As my anthropology university professor said to me recently in an interview: “If we haven’t been eating it for 15,000 years, don’t touch it.”
Foods the Report Compared With Plant-Based Meats
The 62-page report ‘Plant-Based Meat: A Healthier Choice?’, written by an accredited dietitian, with several pages of references, would take me another 62 pages to critique, but there are some key things that you should know.
The ingredients of plant-based meats are not really the focus of the report, but rather the salt, type of fat, protein and carbohydrate content. But if you read the ingredients of the plant-based meats, in my opinion they all look like a chemical storm.
The report says that the plant-based meats are lower in sodium and lower in fat, especially saturated fat, and comparable with protein content.
But when you look at the ingredients you may see the following:
Rehydrated Textured Soya Protein (58%), Rapeseed Oil, Water, Onion (9%), Seasoning (Yeast Extract, Malted Barley Extract, Onion Powder, Flavouring, Salt, Garlic Powder), Stabiliser: Methyl Cellulose, Chickpea Flour, Flavouring, Garlic Purée, Malted Barley Extract, Onion Powder.
Things that we need to consider when looking at these ingredients include how they are made and the agricultural practices that produced the protein. Are they Roundup-ready GM soya and Roundup-ready GM canola (rapeseed oil)? If they are not genetically modified and not certified organic, were the chickpeas, soy or rapeseed dried before harvest (a common agricultural practice) using glyphosate (a probable carcinogen).
How are the flavours made? Are they made using synthetic biology or has a group of chemicals (up to 100) been used to create the desired taste? You see, when you read the ingredients you also need to read between the lines.

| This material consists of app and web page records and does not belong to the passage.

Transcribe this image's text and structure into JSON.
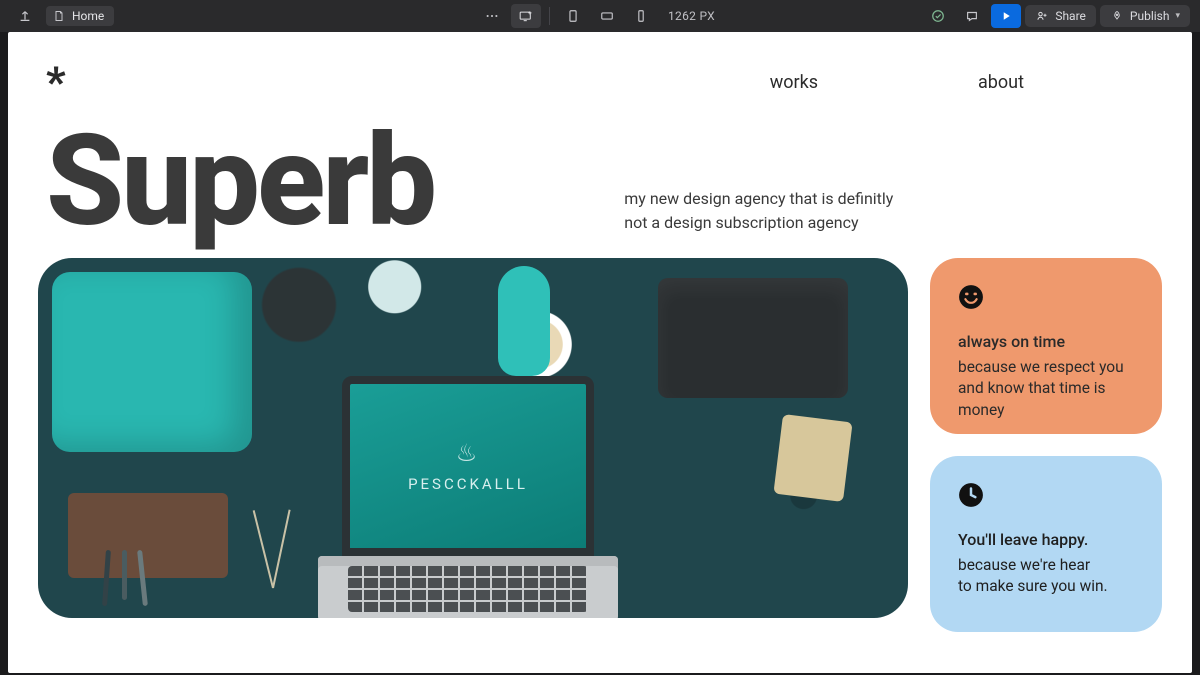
{
  "toolbar": {
    "page_tab": "Home",
    "breakpoint_label": "1262 PX",
    "share_label": "Share",
    "publish_label": "Publish"
  },
  "site": {
    "logo_glyph": "*",
    "nav": {
      "works": "works",
      "about": "about"
    },
    "hero_title": "Superb",
    "hero_tagline": "my new design agency that is definitly not a design subscription agency",
    "hero_image_logo": "PESCCKALLL"
  },
  "cards": {
    "orange": {
      "title": "always on time",
      "body": "because we respect you and know that time is money"
    },
    "blue": {
      "title": "You'll leave happy.",
      "body": "because we're hear\nto make sure you win."
    }
  }
}
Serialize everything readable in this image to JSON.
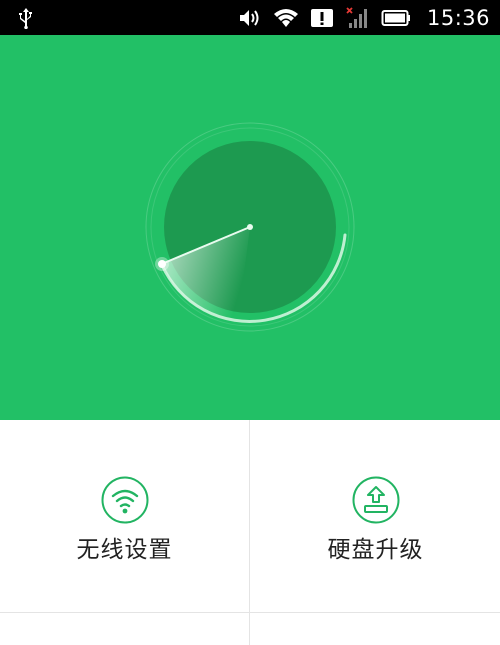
{
  "status_bar": {
    "time": "15:36",
    "icons": [
      "usb-icon",
      "volume-icon",
      "wifi-icon",
      "alert-icon",
      "signal-no-sim-icon",
      "battery-icon"
    ]
  },
  "hero": {
    "background": "#22c066",
    "dial_color": "#1c9a4f",
    "icon": "radar-scan-icon"
  },
  "menu": {
    "items": [
      {
        "label": "无线设置",
        "icon": "wifi-icon"
      },
      {
        "label": "硬盘升级",
        "icon": "upload-icon"
      }
    ]
  },
  "colors": {
    "accent": "#22b462"
  }
}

My book Lab to Table will help you understand the concepts I’ve briefly talked about here.
Another disturbing assumption made in the report is that the body perceives chemicals the same whether they are from food or from a laboratory. Sorry, but no matter how many times I hear this it just doesn’t compute. Looking at real food vitalistically, it is innately and intelligently put together by nature. Nature has managed to help the earth, animals and humans survive for a long time.
Humans may think they are smarter than nature and that they can put a bunch of chemicals together that look like food, taste like food, smell like food but not be food and think that the human body will remain healthy. There are many studies that show that people who eat ultra-processed foods (fake food) have one or more chronic conditions including obesity, heart disease and diabetes.
The report also talks about these plant-based meats being ‘transitional’ foods. That means that they are used to help people find a way to healthy eating. Eating junk and ultra-processed food to create healthy eating seems like a bit of an oxymoron to me.
But This is the Real Clincher…
In the report, they were not comparing meat, chicken and fish to the plant-based meats but rather they were comparing hot dogs, deli meats, sausages and conventional hamburgers to the plant-based meats…
They did compare plain mince to the plant-based meat and of course common sense would tell you that the fake meat was inferior in nutrition. The mince had one ingredient while the plant-based meat contained many ingredients/chemicals.
A group of ingredients are never studied as a group, they are only studied as individual chemicals, so when you group them together the real health outcomes and long-term health consequences are not known.
As my new book says, stop being a lab rat and start making better choices for your table…and don’t be fooled by clever headlines.
If you would like to read the report, click here.